| Task item |
Please copy every line from the following entries in which the word "Provisioning" appears.

| Dataset items |
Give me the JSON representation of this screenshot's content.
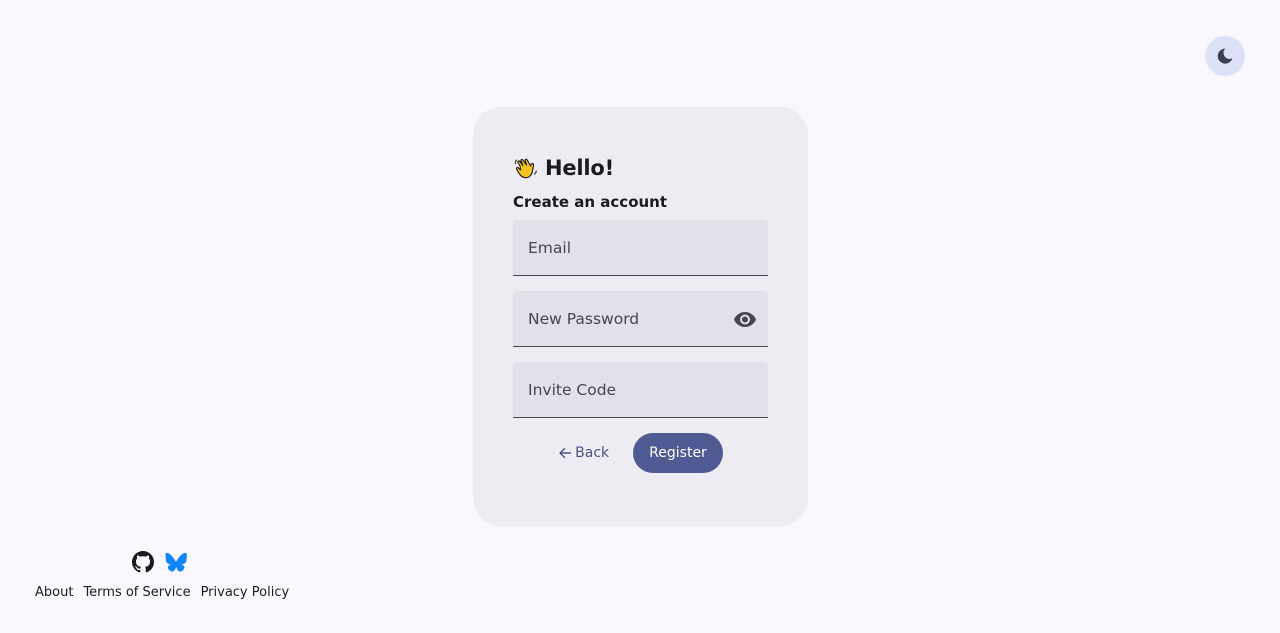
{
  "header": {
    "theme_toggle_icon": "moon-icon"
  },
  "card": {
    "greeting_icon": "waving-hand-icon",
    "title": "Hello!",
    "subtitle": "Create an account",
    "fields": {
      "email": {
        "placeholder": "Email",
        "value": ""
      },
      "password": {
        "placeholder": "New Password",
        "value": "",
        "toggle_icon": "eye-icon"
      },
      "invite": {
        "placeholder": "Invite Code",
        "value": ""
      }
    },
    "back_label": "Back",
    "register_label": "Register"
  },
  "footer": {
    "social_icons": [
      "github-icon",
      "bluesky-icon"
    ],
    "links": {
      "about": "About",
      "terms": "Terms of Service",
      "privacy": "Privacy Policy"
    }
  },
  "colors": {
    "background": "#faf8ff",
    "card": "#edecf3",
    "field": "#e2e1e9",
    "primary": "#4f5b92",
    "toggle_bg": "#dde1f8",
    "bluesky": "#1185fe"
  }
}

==

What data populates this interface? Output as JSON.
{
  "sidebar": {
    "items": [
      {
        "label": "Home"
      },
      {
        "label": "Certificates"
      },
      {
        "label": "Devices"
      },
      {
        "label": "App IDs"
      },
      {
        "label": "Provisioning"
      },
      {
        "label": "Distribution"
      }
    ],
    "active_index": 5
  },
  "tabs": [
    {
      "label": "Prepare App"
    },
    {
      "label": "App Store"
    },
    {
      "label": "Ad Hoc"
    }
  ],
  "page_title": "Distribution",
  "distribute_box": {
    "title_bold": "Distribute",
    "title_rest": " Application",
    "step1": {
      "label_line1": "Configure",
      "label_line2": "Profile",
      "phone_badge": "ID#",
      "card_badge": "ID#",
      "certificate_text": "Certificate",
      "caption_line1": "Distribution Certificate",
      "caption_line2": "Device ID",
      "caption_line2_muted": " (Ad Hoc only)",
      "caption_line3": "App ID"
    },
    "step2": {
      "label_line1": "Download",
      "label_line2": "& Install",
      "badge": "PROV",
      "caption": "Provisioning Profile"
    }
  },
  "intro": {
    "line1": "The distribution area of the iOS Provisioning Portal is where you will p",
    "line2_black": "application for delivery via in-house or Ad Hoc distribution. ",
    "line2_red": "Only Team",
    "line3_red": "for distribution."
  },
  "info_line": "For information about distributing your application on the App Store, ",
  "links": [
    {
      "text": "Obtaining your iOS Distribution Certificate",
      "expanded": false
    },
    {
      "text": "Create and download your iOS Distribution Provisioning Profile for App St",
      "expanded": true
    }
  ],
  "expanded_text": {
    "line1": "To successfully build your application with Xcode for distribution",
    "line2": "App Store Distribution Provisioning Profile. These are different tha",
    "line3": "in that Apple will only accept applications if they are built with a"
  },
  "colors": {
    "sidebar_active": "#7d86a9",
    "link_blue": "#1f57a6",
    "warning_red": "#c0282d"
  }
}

| Exercise solution |
        "label": "Provisioning"
      "caption": "Provisioning Profile"
    "line1": "The distribution area of the iOS Provisioning Portal is where you will p",
      "text": "Create and download your iOS Distribution Provisioning Profile for App St",
    "line2": "App Store Distribution Provisioning Profile. These are different tha",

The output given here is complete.